> Work request
Please return all lines of the data below containing the string "this".

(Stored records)
***

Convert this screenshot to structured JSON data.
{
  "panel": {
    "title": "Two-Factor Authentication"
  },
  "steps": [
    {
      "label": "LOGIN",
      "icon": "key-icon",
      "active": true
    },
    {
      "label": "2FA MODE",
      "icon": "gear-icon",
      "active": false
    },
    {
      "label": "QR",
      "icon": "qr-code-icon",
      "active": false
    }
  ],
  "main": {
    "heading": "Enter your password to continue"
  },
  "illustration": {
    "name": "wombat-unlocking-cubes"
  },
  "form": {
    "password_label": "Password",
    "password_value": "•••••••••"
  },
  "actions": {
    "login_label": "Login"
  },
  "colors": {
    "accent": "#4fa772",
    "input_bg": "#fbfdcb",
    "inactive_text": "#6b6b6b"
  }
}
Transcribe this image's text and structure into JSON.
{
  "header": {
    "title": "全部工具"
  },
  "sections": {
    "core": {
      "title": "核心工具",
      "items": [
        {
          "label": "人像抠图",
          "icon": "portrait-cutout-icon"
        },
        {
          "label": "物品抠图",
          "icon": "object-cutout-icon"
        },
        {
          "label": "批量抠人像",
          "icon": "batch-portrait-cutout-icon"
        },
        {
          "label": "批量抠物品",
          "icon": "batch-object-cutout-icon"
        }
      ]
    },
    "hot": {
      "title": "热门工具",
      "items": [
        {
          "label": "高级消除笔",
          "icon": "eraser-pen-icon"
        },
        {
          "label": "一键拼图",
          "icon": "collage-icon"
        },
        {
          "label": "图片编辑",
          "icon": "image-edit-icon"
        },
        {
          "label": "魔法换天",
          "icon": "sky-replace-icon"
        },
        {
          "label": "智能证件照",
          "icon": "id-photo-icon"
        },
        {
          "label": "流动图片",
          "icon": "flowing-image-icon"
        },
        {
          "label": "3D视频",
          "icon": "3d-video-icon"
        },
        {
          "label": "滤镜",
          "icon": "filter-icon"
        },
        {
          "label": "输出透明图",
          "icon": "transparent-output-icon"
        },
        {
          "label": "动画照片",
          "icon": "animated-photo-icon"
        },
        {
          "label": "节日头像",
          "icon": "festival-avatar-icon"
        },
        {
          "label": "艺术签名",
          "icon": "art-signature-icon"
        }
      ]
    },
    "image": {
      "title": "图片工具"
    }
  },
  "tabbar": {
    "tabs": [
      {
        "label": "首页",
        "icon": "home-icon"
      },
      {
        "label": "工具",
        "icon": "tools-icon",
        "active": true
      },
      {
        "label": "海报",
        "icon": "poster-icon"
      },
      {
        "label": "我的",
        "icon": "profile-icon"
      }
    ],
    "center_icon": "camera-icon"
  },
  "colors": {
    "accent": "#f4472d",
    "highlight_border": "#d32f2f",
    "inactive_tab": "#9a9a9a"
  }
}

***

> Answer to the exercise
Convert this screenshot to structured JSON data.
Transcribe this image's text and structure into JSON.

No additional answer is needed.